I have this love-hate relationship with some of those saison strains, meaning I love Saisons, but the saison strains hate me. I let them get as warm as they want, and I get patient and follow every suggestion I read, but I just can’t get them to go below 1.020 for me. This is actually the best I’ve done so far. Saison yeast was responsible for my first bottle bomb, and my last Saison I nicknamed the threesome, because I would open 3 bottles at a time, just to have enough to fill a glass after the foaming stopped. For me a good saison is like that girl you keep pursuing long after you realize you’re probably not going to hit that, and even if you do, it’ll never live up to the hype you’ve built in your head.

[quote=“JMcK”]I just bottled my De Belge Farmhouse IPA
http://www.northernbrewer.com/shop/brewing/recipe-kits/all-grain-biab-kits/de-belge-extra-bitter-biab-all-grain-kit.html
and can confirm everything rebuilt said.

Even after topping up a bit I was still at an OG of 1.076 well above the predicted 1.060. We sampled about half a beer’s worth after filling 29 bottles from the 3-gallon kit. While I was expecting a dry, hoppy, peppery beer; this was definitely on the sweeter side. So that hop-to-residual sugar ratio was absolutely shifted to the sweeter side. FG was 1.020, which actually has me a bit concerned about gushers, so I also held back a bit on the priming sugar.

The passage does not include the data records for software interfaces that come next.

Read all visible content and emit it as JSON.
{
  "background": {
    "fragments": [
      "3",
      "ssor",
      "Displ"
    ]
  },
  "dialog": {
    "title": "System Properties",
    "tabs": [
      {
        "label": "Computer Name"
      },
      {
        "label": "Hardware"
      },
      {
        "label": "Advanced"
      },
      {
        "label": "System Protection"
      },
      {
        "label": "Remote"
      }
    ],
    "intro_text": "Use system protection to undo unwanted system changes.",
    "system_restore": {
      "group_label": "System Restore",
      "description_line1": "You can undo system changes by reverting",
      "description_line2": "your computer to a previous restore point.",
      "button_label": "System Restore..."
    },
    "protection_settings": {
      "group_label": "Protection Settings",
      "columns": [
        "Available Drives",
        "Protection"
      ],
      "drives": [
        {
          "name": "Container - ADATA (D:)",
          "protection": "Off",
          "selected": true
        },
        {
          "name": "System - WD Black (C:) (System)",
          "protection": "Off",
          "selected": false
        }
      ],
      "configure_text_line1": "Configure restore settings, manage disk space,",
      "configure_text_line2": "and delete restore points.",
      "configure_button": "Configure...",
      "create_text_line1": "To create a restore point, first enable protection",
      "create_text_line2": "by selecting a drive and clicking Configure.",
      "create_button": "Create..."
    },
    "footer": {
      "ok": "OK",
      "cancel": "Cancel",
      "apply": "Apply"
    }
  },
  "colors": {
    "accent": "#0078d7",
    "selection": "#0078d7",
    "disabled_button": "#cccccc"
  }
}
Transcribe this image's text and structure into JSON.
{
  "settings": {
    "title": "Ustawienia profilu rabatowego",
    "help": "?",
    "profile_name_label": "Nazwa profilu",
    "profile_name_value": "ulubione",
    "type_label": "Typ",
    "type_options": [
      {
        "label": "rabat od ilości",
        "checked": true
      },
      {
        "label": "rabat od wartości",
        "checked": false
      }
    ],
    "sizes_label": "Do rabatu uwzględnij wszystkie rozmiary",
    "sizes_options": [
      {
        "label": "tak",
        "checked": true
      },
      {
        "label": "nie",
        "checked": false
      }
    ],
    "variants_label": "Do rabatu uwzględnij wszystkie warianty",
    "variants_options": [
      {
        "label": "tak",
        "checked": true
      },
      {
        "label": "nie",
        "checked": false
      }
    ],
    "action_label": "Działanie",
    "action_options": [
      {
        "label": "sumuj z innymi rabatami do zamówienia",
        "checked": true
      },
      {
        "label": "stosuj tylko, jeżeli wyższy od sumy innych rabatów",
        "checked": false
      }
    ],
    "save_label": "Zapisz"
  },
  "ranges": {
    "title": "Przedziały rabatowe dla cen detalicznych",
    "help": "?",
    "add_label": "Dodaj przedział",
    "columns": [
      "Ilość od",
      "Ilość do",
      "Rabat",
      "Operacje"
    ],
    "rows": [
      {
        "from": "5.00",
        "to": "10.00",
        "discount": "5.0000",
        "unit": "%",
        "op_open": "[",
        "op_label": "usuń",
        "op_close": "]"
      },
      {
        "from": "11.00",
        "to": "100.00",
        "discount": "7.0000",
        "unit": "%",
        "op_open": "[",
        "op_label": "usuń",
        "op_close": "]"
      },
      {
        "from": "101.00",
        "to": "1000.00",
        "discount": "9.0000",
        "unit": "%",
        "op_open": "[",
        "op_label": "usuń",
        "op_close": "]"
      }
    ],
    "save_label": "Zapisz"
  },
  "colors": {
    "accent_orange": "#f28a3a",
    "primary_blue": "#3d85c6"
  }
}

While it’s not going to match the descriptions, I still think this will be a nice refreshing beer once it conditions; it really has me thinking of a nice warm spring day. I fermented with the dry T-58, WY-3942 was also recommended, but I was actually thinking of re-visiting this one when it’s warmer and subbing in one of the Abbey Ale yeasts. (1214, 1762)[/quote]

Try wy3711 French saison yeast. And mash about 148. Believe me it will go down to .010.

Rebuilt…

I did more thinking on this… Why would F.G. be any higher???

Yeast only knows to do one thing: eat food. The more food, the more eating and growth, until there is no more food to eat. The yeast doesn’t know what my O.G. is/was, so why wouldn’t they just keep eating/growing until there was no more food to be had (close to 1.010 F.G.)???

Each yeast strain has an attenuation % : how much they can ferment out. Granted that % is a lab estimate and yeast don’t read, but a strain that attenuates 76% will give a FG lower than a strain that attenuates at 70%.
So if you start at 1.050, a 70% should give you a FG around 1.015. If the OG was 1.060 the FG should be 1.018.
By the way, yesterday I took the NB AG Irish Red kit , tweaked it up to 1.052 on purpose. I didn’t add any additional hops, but played around a little with the timing to up the IBUs a bit. Did the same technique back in September and that turned out great.

It’s like Jim says. The yeast eat only a % of the sugars present. That’s because the wort it made up of a mix of many different sugars, and some of them are not digestible by the yeast. If the wort only had sucrose, dextrose and fructose in it (like wine), the yeast would eat it all and you would end up with a FG below 0.

Which brings up a very good and well established method for forcing the FG lower: replace (don’t just add) some of the malt sugars with simple and easily digestible sugars - like table sugar. That’s how they do it in Belgium, where you might get a trippel with OG = 1.090 and FG = 1.010.

Hmmmmmmmm… Interesting! Thanks!

I did the same with the NB Irish Red I brewed. I wasn’t as far off as you (they said 1.044 and I was 1.048 or so). I had lower mash temps also because I underestimated how hot I needed my strike water to be, so that explains that.

Overall higher ABV, still good though. The yeast I prepared for it really tore through it nicely. The Irish Red was a big hit this past weekend at a friend’s party, so enjoy it when it’s done!

Awesome! She’s bubbling away right now, so I’ll try to remember to do an update after all things are said and done, and I’ve gone through a few rounds of “tasting.” LOL!